Exercise: Pull every line containing the word "JSON" from the records.

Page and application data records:
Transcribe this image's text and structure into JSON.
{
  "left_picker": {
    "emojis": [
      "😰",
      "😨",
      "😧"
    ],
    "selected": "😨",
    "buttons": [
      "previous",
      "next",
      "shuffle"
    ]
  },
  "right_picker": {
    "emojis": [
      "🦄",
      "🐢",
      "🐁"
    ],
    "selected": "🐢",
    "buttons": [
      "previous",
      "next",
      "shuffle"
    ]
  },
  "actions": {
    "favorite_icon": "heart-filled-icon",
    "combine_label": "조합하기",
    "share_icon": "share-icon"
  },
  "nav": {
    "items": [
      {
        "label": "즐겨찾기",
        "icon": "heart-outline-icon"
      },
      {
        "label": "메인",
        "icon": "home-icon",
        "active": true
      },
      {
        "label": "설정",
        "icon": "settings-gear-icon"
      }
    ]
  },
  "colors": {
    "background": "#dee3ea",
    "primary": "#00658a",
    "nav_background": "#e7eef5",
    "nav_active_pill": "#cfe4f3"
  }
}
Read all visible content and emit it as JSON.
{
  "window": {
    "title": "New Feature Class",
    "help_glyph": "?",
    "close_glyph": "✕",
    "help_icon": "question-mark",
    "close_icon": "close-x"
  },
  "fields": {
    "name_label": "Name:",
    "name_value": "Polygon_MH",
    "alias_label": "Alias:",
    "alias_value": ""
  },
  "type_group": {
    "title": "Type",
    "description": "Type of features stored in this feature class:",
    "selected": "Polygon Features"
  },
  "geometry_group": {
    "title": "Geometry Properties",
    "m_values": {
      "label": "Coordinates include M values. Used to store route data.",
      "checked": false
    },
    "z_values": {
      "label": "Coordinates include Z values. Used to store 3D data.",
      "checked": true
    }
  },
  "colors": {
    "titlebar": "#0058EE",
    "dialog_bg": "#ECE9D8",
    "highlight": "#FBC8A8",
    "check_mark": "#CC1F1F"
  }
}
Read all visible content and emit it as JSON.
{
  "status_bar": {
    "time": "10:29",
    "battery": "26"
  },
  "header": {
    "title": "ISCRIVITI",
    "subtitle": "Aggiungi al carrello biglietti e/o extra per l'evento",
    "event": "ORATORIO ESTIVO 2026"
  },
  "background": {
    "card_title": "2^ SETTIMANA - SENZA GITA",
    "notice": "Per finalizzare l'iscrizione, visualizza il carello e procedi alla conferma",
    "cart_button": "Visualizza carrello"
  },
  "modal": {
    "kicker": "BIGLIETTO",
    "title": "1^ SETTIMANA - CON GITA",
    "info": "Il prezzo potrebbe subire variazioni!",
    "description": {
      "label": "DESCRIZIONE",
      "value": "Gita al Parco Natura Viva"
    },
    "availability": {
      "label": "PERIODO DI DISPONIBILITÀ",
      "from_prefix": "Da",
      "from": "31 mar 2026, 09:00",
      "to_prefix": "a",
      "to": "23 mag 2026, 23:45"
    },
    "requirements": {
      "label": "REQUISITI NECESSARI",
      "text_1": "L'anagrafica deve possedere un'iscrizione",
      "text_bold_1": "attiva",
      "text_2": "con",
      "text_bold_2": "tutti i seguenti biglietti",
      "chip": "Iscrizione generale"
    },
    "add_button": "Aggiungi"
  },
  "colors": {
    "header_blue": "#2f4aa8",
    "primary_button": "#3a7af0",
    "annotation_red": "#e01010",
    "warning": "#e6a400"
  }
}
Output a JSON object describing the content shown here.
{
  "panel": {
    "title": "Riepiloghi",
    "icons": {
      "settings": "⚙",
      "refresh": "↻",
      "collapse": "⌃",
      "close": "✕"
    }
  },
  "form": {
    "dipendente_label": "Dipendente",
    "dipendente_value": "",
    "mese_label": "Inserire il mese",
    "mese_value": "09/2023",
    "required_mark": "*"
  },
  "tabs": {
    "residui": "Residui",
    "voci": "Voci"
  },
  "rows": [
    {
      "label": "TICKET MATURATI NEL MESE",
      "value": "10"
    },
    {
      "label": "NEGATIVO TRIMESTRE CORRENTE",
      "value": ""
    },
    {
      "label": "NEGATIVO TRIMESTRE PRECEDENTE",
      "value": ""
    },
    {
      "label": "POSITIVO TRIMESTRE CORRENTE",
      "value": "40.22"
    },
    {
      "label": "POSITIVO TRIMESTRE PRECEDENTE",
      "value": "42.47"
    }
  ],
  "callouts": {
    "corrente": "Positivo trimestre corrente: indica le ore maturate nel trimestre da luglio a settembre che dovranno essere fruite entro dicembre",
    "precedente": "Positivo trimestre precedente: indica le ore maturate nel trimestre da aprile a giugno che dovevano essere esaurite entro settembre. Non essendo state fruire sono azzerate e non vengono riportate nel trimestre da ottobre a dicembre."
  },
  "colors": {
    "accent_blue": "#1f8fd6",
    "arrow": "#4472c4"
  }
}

Solution for this task:
Transcribe this image's text and structure into JSON.
Read all visible content and emit it as JSON.
Read all visible content and emit it as JSON.
Output a JSON object describing the content shown here.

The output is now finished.